Material for this exercise Block Start

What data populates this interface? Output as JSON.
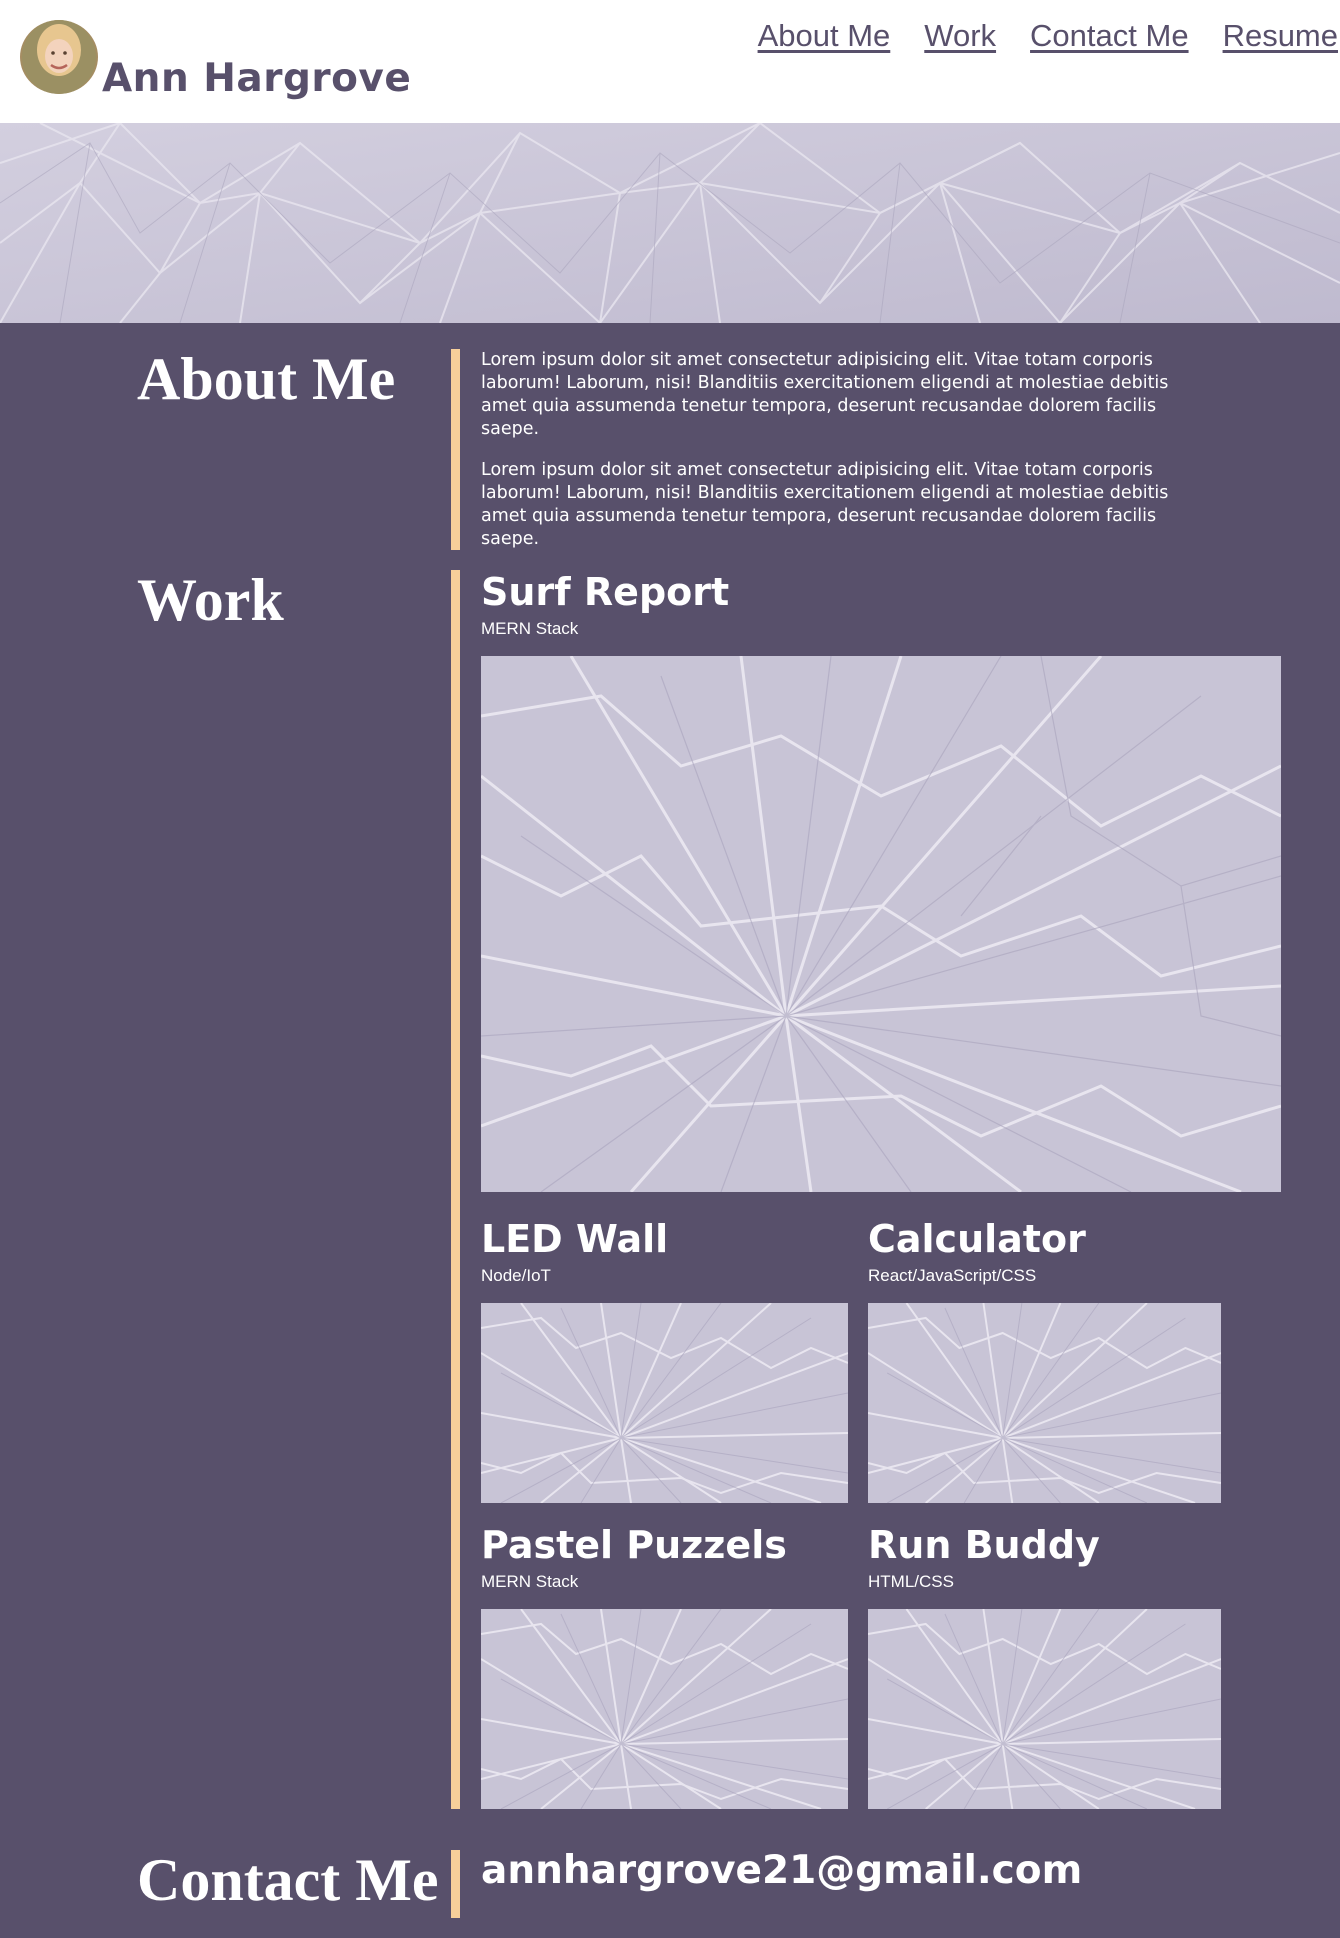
{
  "header": {
    "name": "Ann Hargrove",
    "nav": [
      "About Me",
      "Work",
      "Contact Me",
      "Resume"
    ]
  },
  "about": {
    "title": "About Me",
    "paragraphs": [
      "Lorem ipsum dolor sit amet consectetur adipisicing elit. Vitae totam corporis laborum! Laborum, nisi! Blanditiis exercitationem eligendi at molestiae debitis amet quia assumenda tenetur tempora, deserunt recusandae dolorem facilis saepe.",
      "Lorem ipsum dolor sit amet consectetur adipisicing elit. Vitae totam corporis laborum! Laborum, nisi! Blanditiis exercitationem eligendi at molestiae debitis amet quia assumenda tenetur tempora, deserunt recusandae dolorem facilis saepe."
    ]
  },
  "work": {
    "title": "Work",
    "projects": [
      {
        "name": "Surf Report",
        "stack": "MERN Stack"
      },
      {
        "name": "LED Wall",
        "stack": "Node/IoT"
      },
      {
        "name": "Calculator",
        "stack": "React/JavaScript/CSS"
      },
      {
        "name": "Pastel Puzzels",
        "stack": "MERN Stack"
      },
      {
        "name": "Run Buddy",
        "stack": "HTML/CSS"
      }
    ]
  },
  "contact": {
    "title": "Contact Me",
    "email": "annhargrove21@gmail.com"
  },
  "colors": {
    "background": "#58506b",
    "accent": "#f7cf9a",
    "header_text": "#58506b",
    "hero": "#c8c4d6"
  },
  "icons": {
    "avatar": "profile-photo"
  }
}
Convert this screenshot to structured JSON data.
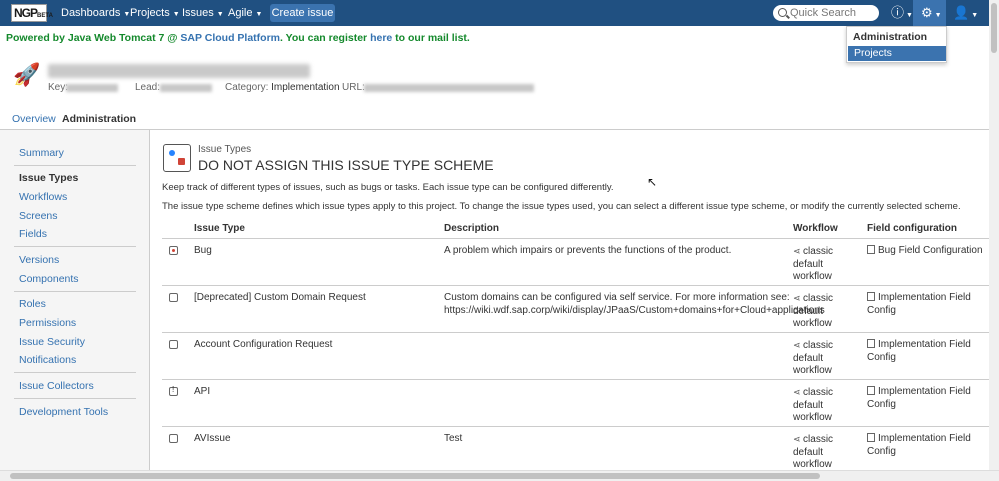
{
  "topbar": {
    "logo": "NGP",
    "logo_sub": "BETA",
    "nav": [
      {
        "label": "Dashboards"
      },
      {
        "label": "Projects"
      },
      {
        "label": "Issues"
      },
      {
        "label": "Agile"
      }
    ],
    "create_issue": "Create issue",
    "search_placeholder": "Quick Search",
    "help_icon": "help-icon",
    "gear_icon": "gear-icon",
    "user_icon": "user-icon"
  },
  "banner": {
    "text_1": "Powered by Java Web Tomcat 7 @ ",
    "link_1": "SAP Cloud Platform",
    "text_2": ". You can register ",
    "link_2": "here",
    "text_3": " to our mail list."
  },
  "admin_menu": {
    "heading": "Administration",
    "item": "Projects"
  },
  "project": {
    "name": "InnovativeIdeas_ReusableComponents",
    "key_label": "Key:",
    "lead_label": "Lead:",
    "category_label": "Category:",
    "category_value": "Implementation",
    "url_label": "URL:"
  },
  "tabs": [
    "Overview",
    "Administration"
  ],
  "sidebar": {
    "items": [
      "Summary",
      "Issue Types",
      "Workflows",
      "Screens",
      "Fields",
      "Versions",
      "Components",
      "Roles",
      "Permissions",
      "Issue Security",
      "Notifications",
      "Issue Collectors",
      "Development Tools"
    ]
  },
  "main": {
    "crumb": "Issue Types",
    "title": "DO NOT ASSIGN THIS ISSUE TYPE SCHEME",
    "desc1": "Keep track of different types of issues, such as bugs or tasks. Each issue type can be configured differently.",
    "desc2": "The issue type scheme defines which issue types apply to this project. To change the issue types used, you can select a different issue type scheme, or modify the currently selected scheme.",
    "columns": [
      "Issue Type",
      "Description",
      "Workflow",
      "Field configuration"
    ],
    "rows": [
      {
        "type": "Bug",
        "icon": "bug",
        "desc_1": "A problem which impairs or prevents the functions of the product.",
        "desc_2": "",
        "wf_1": "classic",
        "wf_2": "default",
        "wf_3": "workflow",
        "field": "Bug Field Configuration"
      },
      {
        "type": "[Deprecated] Custom Domain Request",
        "icon": "task",
        "desc_1": "Custom domains can be configured via self service. For more information see:",
        "desc_2": "https://wiki.wdf.sap.corp/wiki/display/JPaaS/Custom+domains+for+Cloud+applications",
        "wf_1": "classic",
        "wf_2": "default",
        "wf_3": "workflow",
        "field": "Implementation Field Config"
      },
      {
        "type": "Account Configuration Request",
        "icon": "task",
        "desc_1": "",
        "desc_2": "",
        "wf_1": "classic",
        "wf_2": "default",
        "wf_3": "workflow",
        "field": "Implementation Field Config"
      },
      {
        "type": "API",
        "icon": "api",
        "desc_1": "",
        "desc_2": "",
        "wf_1": "classic",
        "wf_2": "default",
        "wf_3": "workflow",
        "field": "Implementation Field Config"
      },
      {
        "type": "AVIssue",
        "icon": "task",
        "desc_1": "Test",
        "desc_2": "",
        "wf_1": "classic",
        "wf_2": "default",
        "wf_3": "workflow",
        "field": "Implementation Field Config"
      }
    ]
  },
  "colors": {
    "header": "#205081",
    "accent": "#3b73af",
    "link": "#3572b0",
    "banner_green": "#14892c"
  }
}
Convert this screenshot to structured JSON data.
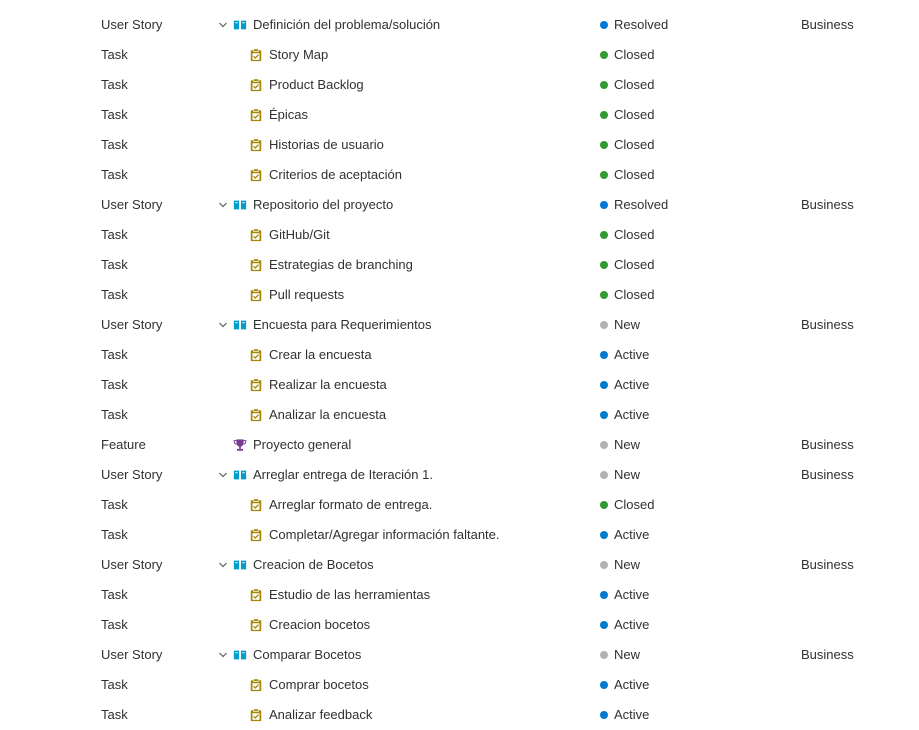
{
  "colors": {
    "resolved": "#0078d4",
    "closed": "#339933",
    "new": "#b2b2b2",
    "active": "#007acc",
    "story_icon": "#009ccc",
    "task_icon": "#a4880a",
    "feature_icon": "#773b93"
  },
  "rows": [
    {
      "type": "User Story",
      "kind": "story",
      "title": "Definición del problema/solución",
      "state": "Resolved",
      "state_key": "resolved",
      "area": "Business"
    },
    {
      "type": "Task",
      "kind": "task",
      "title": "Story Map",
      "state": "Closed",
      "state_key": "closed",
      "area": ""
    },
    {
      "type": "Task",
      "kind": "task",
      "title": "Product Backlog",
      "state": "Closed",
      "state_key": "closed",
      "area": ""
    },
    {
      "type": "Task",
      "kind": "task",
      "title": "Épicas",
      "state": "Closed",
      "state_key": "closed",
      "area": ""
    },
    {
      "type": "Task",
      "kind": "task",
      "title": "Historias de usuario",
      "state": "Closed",
      "state_key": "closed",
      "area": ""
    },
    {
      "type": "Task",
      "kind": "task",
      "title": "Criterios de aceptación",
      "state": "Closed",
      "state_key": "closed",
      "area": ""
    },
    {
      "type": "User Story",
      "kind": "story",
      "title": "Repositorio del proyecto",
      "state": "Resolved",
      "state_key": "resolved",
      "area": "Business"
    },
    {
      "type": "Task",
      "kind": "task",
      "title": "GitHub/Git",
      "state": "Closed",
      "state_key": "closed",
      "area": ""
    },
    {
      "type": "Task",
      "kind": "task",
      "title": "Estrategias de branching",
      "state": "Closed",
      "state_key": "closed",
      "area": ""
    },
    {
      "type": "Task",
      "kind": "task",
      "title": "Pull requests",
      "state": "Closed",
      "state_key": "closed",
      "area": ""
    },
    {
      "type": "User Story",
      "kind": "story",
      "title": "Encuesta para Requerimientos",
      "state": "New",
      "state_key": "new",
      "area": "Business"
    },
    {
      "type": "Task",
      "kind": "task",
      "title": "Crear la encuesta",
      "state": "Active",
      "state_key": "active",
      "area": ""
    },
    {
      "type": "Task",
      "kind": "task",
      "title": "Realizar la encuesta",
      "state": "Active",
      "state_key": "active",
      "area": ""
    },
    {
      "type": "Task",
      "kind": "task",
      "title": "Analizar la encuesta",
      "state": "Active",
      "state_key": "active",
      "area": ""
    },
    {
      "type": "Feature",
      "kind": "feature",
      "title": "Proyecto general",
      "state": "New",
      "state_key": "new",
      "area": "Business"
    },
    {
      "type": "User Story",
      "kind": "story",
      "title": "Arreglar entrega de Iteración 1.",
      "state": "New",
      "state_key": "new",
      "area": "Business"
    },
    {
      "type": "Task",
      "kind": "task",
      "title": "Arreglar formato de entrega.",
      "state": "Closed",
      "state_key": "closed",
      "area": ""
    },
    {
      "type": "Task",
      "kind": "task",
      "title": "Completar/Agregar información faltante.",
      "state": "Active",
      "state_key": "active",
      "area": ""
    },
    {
      "type": "User Story",
      "kind": "story",
      "title": "Creacion de Bocetos",
      "state": "New",
      "state_key": "new",
      "area": "Business"
    },
    {
      "type": "Task",
      "kind": "task",
      "title": "Estudio de las herramientas",
      "state": "Active",
      "state_key": "active",
      "area": ""
    },
    {
      "type": "Task",
      "kind": "task",
      "title": "Creacion bocetos",
      "state": "Active",
      "state_key": "active",
      "area": ""
    },
    {
      "type": "User Story",
      "kind": "story",
      "title": "Comparar Bocetos",
      "state": "New",
      "state_key": "new",
      "area": "Business"
    },
    {
      "type": "Task",
      "kind": "task",
      "title": "Comprar bocetos",
      "state": "Active",
      "state_key": "active",
      "area": ""
    },
    {
      "type": "Task",
      "kind": "task",
      "title": "Analizar feedback",
      "state": "Active",
      "state_key": "active",
      "area": ""
    }
  ]
}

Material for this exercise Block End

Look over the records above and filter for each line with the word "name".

    "name": "Ann Hargrove",
        "name": "Surf Report",
        "name": "LED Wall",
        "name": "Calculator",
        "name": "Pastel Puzzels",
        "name": "Run Buddy",
    "name": "InnovativeIdeas_ReusableComponents",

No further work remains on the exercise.